▶ _EXERCISE DIRECTIONS_: Every entry is to be returned verbatim.

(EXTRACTED INFORMATION begins)

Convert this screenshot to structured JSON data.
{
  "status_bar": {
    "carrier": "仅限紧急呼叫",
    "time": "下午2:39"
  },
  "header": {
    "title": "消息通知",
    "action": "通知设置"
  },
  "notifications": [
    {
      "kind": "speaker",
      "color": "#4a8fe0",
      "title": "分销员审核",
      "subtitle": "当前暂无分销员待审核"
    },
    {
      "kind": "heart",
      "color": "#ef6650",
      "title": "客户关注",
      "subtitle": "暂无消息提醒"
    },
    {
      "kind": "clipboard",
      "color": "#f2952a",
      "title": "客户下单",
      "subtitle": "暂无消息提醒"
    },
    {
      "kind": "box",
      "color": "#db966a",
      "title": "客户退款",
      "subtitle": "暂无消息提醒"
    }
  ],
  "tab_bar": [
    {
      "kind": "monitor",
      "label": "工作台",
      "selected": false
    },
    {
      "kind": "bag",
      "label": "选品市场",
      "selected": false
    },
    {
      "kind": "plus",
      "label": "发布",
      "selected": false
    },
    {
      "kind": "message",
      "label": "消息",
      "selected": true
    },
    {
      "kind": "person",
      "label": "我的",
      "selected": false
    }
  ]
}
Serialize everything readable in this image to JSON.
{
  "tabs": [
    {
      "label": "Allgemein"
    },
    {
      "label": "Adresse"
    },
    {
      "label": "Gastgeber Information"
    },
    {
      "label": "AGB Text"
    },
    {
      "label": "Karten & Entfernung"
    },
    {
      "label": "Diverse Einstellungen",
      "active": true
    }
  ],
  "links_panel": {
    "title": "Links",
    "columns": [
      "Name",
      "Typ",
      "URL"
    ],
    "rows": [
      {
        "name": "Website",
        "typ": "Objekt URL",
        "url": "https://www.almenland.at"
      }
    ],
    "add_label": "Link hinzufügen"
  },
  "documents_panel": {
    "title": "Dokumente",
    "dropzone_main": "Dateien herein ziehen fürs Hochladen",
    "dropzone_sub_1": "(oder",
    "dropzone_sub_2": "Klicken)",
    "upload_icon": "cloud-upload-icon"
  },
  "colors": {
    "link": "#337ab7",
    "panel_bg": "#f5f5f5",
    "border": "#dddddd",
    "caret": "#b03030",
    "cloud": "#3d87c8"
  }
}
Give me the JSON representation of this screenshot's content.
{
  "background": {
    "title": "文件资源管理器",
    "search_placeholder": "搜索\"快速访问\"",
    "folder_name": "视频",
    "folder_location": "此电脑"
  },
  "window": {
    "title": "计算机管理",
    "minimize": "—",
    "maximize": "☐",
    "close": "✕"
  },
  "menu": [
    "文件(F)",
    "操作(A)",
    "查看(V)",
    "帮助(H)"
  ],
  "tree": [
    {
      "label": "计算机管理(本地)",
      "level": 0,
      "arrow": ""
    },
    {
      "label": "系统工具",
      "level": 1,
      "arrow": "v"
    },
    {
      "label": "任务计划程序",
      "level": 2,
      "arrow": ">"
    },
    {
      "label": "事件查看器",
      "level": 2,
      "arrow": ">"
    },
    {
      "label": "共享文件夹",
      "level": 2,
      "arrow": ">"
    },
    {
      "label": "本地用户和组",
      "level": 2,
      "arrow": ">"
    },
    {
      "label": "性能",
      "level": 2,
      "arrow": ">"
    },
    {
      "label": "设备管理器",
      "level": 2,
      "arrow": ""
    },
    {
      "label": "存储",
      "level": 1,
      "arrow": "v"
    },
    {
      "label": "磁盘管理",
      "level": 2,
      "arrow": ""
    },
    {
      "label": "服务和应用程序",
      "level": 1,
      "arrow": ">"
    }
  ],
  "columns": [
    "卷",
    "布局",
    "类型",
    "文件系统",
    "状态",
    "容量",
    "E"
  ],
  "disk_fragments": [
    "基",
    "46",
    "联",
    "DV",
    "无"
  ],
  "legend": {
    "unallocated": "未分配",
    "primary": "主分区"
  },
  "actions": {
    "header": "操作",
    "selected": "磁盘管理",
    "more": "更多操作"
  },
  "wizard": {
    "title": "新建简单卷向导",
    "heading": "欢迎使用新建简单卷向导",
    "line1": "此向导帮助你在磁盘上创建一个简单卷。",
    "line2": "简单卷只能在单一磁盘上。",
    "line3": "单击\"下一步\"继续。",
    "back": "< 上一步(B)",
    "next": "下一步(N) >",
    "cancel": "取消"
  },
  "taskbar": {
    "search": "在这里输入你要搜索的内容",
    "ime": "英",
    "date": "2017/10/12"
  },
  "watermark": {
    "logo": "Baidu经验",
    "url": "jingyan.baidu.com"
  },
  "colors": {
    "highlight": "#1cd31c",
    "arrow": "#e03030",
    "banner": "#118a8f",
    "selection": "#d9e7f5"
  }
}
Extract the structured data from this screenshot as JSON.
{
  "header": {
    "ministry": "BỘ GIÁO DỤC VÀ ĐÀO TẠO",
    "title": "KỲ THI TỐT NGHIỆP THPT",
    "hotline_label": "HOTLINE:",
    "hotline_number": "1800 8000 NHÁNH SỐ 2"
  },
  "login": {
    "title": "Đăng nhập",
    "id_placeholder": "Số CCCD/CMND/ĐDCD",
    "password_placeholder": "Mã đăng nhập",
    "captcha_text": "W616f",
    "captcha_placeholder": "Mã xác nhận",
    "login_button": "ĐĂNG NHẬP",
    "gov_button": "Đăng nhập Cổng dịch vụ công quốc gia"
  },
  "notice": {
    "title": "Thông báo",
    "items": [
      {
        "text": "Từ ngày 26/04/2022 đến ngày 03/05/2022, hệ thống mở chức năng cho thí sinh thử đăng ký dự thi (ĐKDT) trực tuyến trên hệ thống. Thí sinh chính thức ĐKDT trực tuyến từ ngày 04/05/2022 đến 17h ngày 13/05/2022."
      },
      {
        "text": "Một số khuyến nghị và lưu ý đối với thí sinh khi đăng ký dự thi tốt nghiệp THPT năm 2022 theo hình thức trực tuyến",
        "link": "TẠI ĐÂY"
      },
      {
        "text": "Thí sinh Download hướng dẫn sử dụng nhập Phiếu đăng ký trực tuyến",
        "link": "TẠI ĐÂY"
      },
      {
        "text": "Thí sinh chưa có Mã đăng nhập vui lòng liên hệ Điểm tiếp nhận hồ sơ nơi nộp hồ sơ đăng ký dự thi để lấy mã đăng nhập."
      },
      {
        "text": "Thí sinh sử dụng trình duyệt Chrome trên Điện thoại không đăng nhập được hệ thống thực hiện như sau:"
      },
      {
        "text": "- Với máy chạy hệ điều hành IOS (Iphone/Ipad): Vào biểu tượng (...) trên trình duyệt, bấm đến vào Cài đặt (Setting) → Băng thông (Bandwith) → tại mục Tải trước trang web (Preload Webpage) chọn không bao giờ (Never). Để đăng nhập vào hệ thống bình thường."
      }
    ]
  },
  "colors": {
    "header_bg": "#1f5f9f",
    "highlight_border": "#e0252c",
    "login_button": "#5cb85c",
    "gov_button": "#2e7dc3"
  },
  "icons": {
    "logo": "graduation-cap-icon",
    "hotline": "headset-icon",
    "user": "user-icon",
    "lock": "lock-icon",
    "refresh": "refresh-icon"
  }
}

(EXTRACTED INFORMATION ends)

▶ _ANSWER BOX_:
Convert this screenshot to structured JSON data.
{
  "status_bar": {
    "carrier": "仅限紧急呼叫",
    "time": "下午2:39"
  },
  "header": {
    "title": "消息通知",
    "action": "通知设置"
  },
  "notifications": [
    {
      "kind": "speaker",
      "color": "#4a8fe0",
      "title": "分销员审核",
      "subtitle": "当前暂无分销员待审核"
    },
    {
      "kind": "heart",
      "color": "#ef6650",
      "title": "客户关注",
      "subtitle": "暂无消息提醒"
    },
    {
      "kind": "clipboard",
      "color": "#f2952a",
      "title": "客户下单",
      "subtitle": "暂无消息提醒"
    },
    {
      "kind": "box",
      "color": "#db966a",
      "title": "客户退款",
      "subtitle": "暂无消息提醒"
    }
  ],
  "tab_bar": [
    {
      "kind": "monitor",
      "label": "工作台",
      "selected": false
    },
    {
      "kind": "bag",
      "label": "选品市场",
      "selected": false
    },
    {
      "kind": "plus",
      "label": "发布",
      "selected": false
    },
    {
      "kind": "message",
      "label": "消息",
      "selected": true
    },
    {
      "kind": "person",
      "label": "我的",
      "selected": false
    }
  ]
}
Serialize everything readable in this image to JSON.
{
  "tabs": [
    {
      "label": "Allgemein"
    },
    {
      "label": "Adresse"
    },
    {
      "label": "Gastgeber Information"
    },
    {
      "label": "AGB Text"
    },
    {
      "label": "Karten & Entfernung"
    },
    {
      "label": "Diverse Einstellungen",
      "active": true
    }
  ],
  "links_panel": {
    "title": "Links",
    "columns": [
      "Name",
      "Typ",
      "URL"
    ],
    "rows": [
      {
        "name": "Website",
        "typ": "Objekt URL",
        "url": "https://www.almenland.at"
      }
    ],
    "add_label": "Link hinzufügen"
  },
  "documents_panel": {
    "title": "Dokumente",
    "dropzone_main": "Dateien herein ziehen fürs Hochladen",
    "dropzone_sub_1": "(oder",
    "dropzone_sub_2": "Klicken)",
    "upload_icon": "cloud-upload-icon"
  },
  "colors": {
    "link": "#337ab7",
    "panel_bg": "#f5f5f5",
    "border": "#dddddd",
    "caret": "#b03030",
    "cloud": "#3d87c8"
  }
}
Give me the JSON representation of this screenshot's content.
{
  "background": {
    "title": "文件资源管理器",
    "search_placeholder": "搜索\"快速访问\"",
    "folder_name": "视频",
    "folder_location": "此电脑"
  },
  "window": {
    "title": "计算机管理",
    "minimize": "—",
    "maximize": "☐",
    "close": "✕"
  },
  "menu": [
    "文件(F)",
    "操作(A)",
    "查看(V)",
    "帮助(H)"
  ],
  "tree": [
    {
      "label": "计算机管理(本地)",
      "level": 0,
      "arrow": ""
    },
    {
      "label": "系统工具",
      "level": 1,
      "arrow": "v"
    },
    {
      "label": "任务计划程序",
      "level": 2,
      "arrow": ">"
    },
    {
      "label": "事件查看器",
      "level": 2,
      "arrow": ">"
    },
    {
      "label": "共享文件夹",
      "level": 2,
      "arrow": ">"
    },
    {
      "label": "本地用户和组",
      "level": 2,
      "arrow": ">"
    },
    {
      "label": "性能",
      "level": 2,
      "arrow": ">"
    },
    {
      "label": "设备管理器",
      "level": 2,
      "arrow": ""
    },
    {
      "label": "存储",
      "level": 1,
      "arrow": "v"
    },
    {
      "label": "磁盘管理",
      "level": 2,
      "arrow": ""
    },
    {
      "label": "服务和应用程序",
      "level": 1,
      "arrow": ">"
    }
  ],
  "columns": [
    "卷",
    "布局",
    "类型",
    "文件系统",
    "状态",
    "容量",
    "E"
  ],
  "disk_fragments": [
    "基",
    "46",
    "联",
    "DV",
    "无"
  ],
  "legend": {
    "unallocated": "未分配",
    "primary": "主分区"
  },
  "actions": {
    "header": "操作",
    "selected": "磁盘管理",
    "more": "更多操作"
  },
  "wizard": {
    "title": "新建简单卷向导",
    "heading": "欢迎使用新建简单卷向导",
    "line1": "此向导帮助你在磁盘上创建一个简单卷。",
    "line2": "简单卷只能在单一磁盘上。",
    "line3": "单击\"下一步\"继续。",
    "back": "< 上一步(B)",
    "next": "下一步(N) >",
    "cancel": "取消"
  },
  "taskbar": {
    "search": "在这里输入你要搜索的内容",
    "ime": "英",
    "date": "2017/10/12"
  },
  "watermark": {
    "logo": "Baidu经验",
    "url": "jingyan.baidu.com"
  },
  "colors": {
    "highlight": "#1cd31c",
    "arrow": "#e03030",
    "banner": "#118a8f",
    "selection": "#d9e7f5"
  }
}
Extract the structured data from this screenshot as JSON.
{
  "header": {
    "ministry": "BỘ GIÁO DỤC VÀ ĐÀO TẠO",
    "title": "KỲ THI TỐT NGHIỆP THPT",
    "hotline_label": "HOTLINE:",
    "hotline_number": "1800 8000 NHÁNH SỐ 2"
  },
  "login": {
    "title": "Đăng nhập",
    "id_placeholder": "Số CCCD/CMND/ĐDCD",
    "password_placeholder": "Mã đăng nhập",
    "captcha_text": "W616f",
    "captcha_placeholder": "Mã xác nhận",
    "login_button": "ĐĂNG NHẬP",
    "gov_button": "Đăng nhập Cổng dịch vụ công quốc gia"
  },
  "notice": {
    "title": "Thông báo",
    "items": [
      {
        "text": "Từ ngày 26/04/2022 đến ngày 03/05/2022, hệ thống mở chức năng cho thí sinh thử đăng ký dự thi (ĐKDT) trực tuyến trên hệ thống. Thí sinh chính thức ĐKDT trực tuyến từ ngày 04/05/2022 đến 17h ngày 13/05/2022."
      },
      {
        "text": "Một số khuyến nghị và lưu ý đối với thí sinh khi đăng ký dự thi tốt nghiệp THPT năm 2022 theo hình thức trực tuyến",
        "link": "TẠI ĐÂY"
      },
      {
        "text": "Thí sinh Download hướng dẫn sử dụng nhập Phiếu đăng ký trực tuyến",
        "link": "TẠI ĐÂY"
      },
      {
        "text": "Thí sinh chưa có Mã đăng nhập vui lòng liên hệ Điểm tiếp nhận hồ sơ nơi nộp hồ sơ đăng ký dự thi để lấy mã đăng nhập."
      },
      {
        "text": "Thí sinh sử dụng trình duyệt Chrome trên Điện thoại không đăng nhập được hệ thống thực hiện như sau:"
      },
      {
        "text": "- Với máy chạy hệ điều hành IOS (Iphone/Ipad): Vào biểu tượng (...) trên trình duyệt, bấm đến vào Cài đặt (Setting) → Băng thông (Bandwith) → tại mục Tải trước trang web (Preload Webpage) chọn không bao giờ (Never). Để đăng nhập vào hệ thống bình thường."
      }
    ]
  },
  "colors": {
    "header_bg": "#1f5f9f",
    "highlight_border": "#e0252c",
    "login_button": "#5cb85c",
    "gov_button": "#2e7dc3"
  },
  "icons": {
    "logo": "graduation-cap-icon",
    "hotline": "headset-icon",
    "user": "user-icon",
    "lock": "lock-icon",
    "refresh": "refresh-icon"
  }
}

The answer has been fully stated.